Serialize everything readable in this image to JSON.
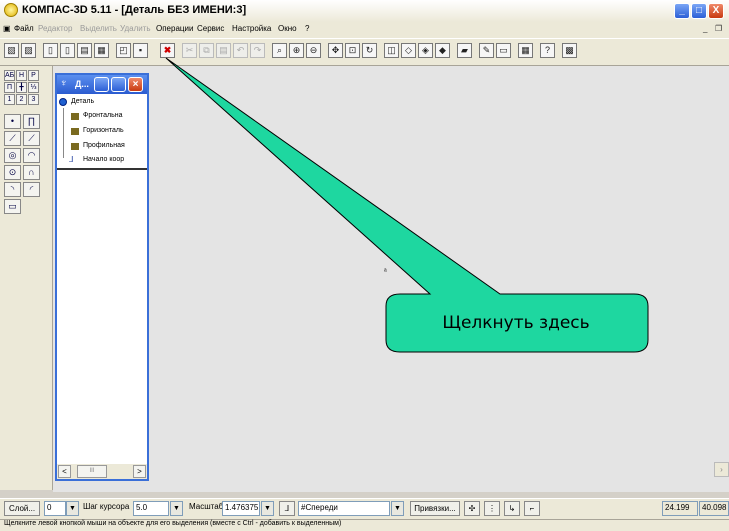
{
  "window": {
    "title": "КОМПАС-3D 5.11 - [Деталь БЕЗ ИМЕНИ:3]",
    "minimize": "_",
    "maximize": "□",
    "close": "X"
  },
  "menu": {
    "items": [
      {
        "label": "Файл",
        "enabled": true
      },
      {
        "label": "Редактор",
        "enabled": false
      },
      {
        "label": "Выделить",
        "enabled": false
      },
      {
        "label": "Удалить",
        "enabled": false
      },
      {
        "label": "Операции",
        "enabled": true
      },
      {
        "label": "Сервис",
        "enabled": true
      },
      {
        "label": "Настройка",
        "enabled": true
      },
      {
        "label": "Окно",
        "enabled": true
      },
      {
        "label": "?",
        "enabled": true
      }
    ],
    "mdi_minimize": "_",
    "mdi_restore": "❐"
  },
  "palette": {
    "top_labels": [
      "АБ",
      "Н",
      "Р",
      "П",
      "╋",
      "⅓",
      "1",
      "2",
      "3"
    ]
  },
  "tree": {
    "title": "Д...",
    "root": "Деталь",
    "items": [
      "Фронтальна",
      "Горизонталь",
      "Профильная",
      "Начало коор"
    ],
    "scroll_left": "<",
    "scroll_right": ">",
    "scroll_thumb": "III"
  },
  "callout": {
    "text": "Щелкнуть здесь",
    "fill": "#1ed7a0",
    "stroke": "#000000"
  },
  "bottom": {
    "layer_label": "Слой...",
    "layer_value": "0",
    "step_label": "Шаг курсора",
    "step_value": "5.0",
    "scale_label": "Масштаб",
    "scale_value": "1.476375",
    "view_value": "#Спереди",
    "snap_label": "Привязки...",
    "coord_x": "24.199",
    "coord_y": "40.098"
  },
  "status": {
    "text": "Щелкните левой кнопкой мыши на объекте для его выделения (вместе с Ctrl - добавить к выделенным)"
  }
}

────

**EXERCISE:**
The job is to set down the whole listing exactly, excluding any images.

**YOUR SOLUTION:**
Serialize everything readable in this image to JSON.
{
  "window": {
    "title": "КОМПАС-3D 5.11 - [Деталь БЕЗ ИМЕНИ:3]",
    "minimize": "_",
    "maximize": "□",
    "close": "X"
  },
  "menu": {
    "items": [
      {
        "label": "Файл",
        "enabled": true
      },
      {
        "label": "Редактор",
        "enabled": false
      },
      {
        "label": "Выделить",
        "enabled": false
      },
      {
        "label": "Удалить",
        "enabled": false
      },
      {
        "label": "Операции",
        "enabled": true
      },
      {
        "label": "Сервис",
        "enabled": true
      },
      {
        "label": "Настройка",
        "enabled": true
      },
      {
        "label": "Окно",
        "enabled": true
      },
      {
        "label": "?",
        "enabled": true
      }
    ],
    "mdi_minimize": "_",
    "mdi_restore": "❐"
  },
  "palette": {
    "top_labels": [
      "АБ",
      "Н",
      "Р",
      "П",
      "╋",
      "⅓",
      "1",
      "2",
      "3"
    ]
  },
  "tree": {
    "title": "Д...",
    "root": "Деталь",
    "items": [
      "Фронтальна",
      "Горизонталь",
      "Профильная",
      "Начало коор"
    ],
    "scroll_left": "<",
    "scroll_right": ">",
    "scroll_thumb": "III"
  },
  "callout": {
    "text": "Щелкнуть здесь",
    "fill": "#1ed7a0",
    "stroke": "#000000"
  },
  "bottom": {
    "layer_label": "Слой...",
    "layer_value": "0",
    "step_label": "Шаг курсора",
    "step_value": "5.0",
    "scale_label": "Масштаб",
    "scale_value": "1.476375",
    "view_value": "#Спереди",
    "snap_label": "Привязки...",
    "coord_x": "24.199",
    "coord_y": "40.098"
  },
  "status": {
    "text": "Щелкните левой кнопкой мыши на объекте для его выделения (вместе с Ctrl - добавить к выделенным)"
  }
}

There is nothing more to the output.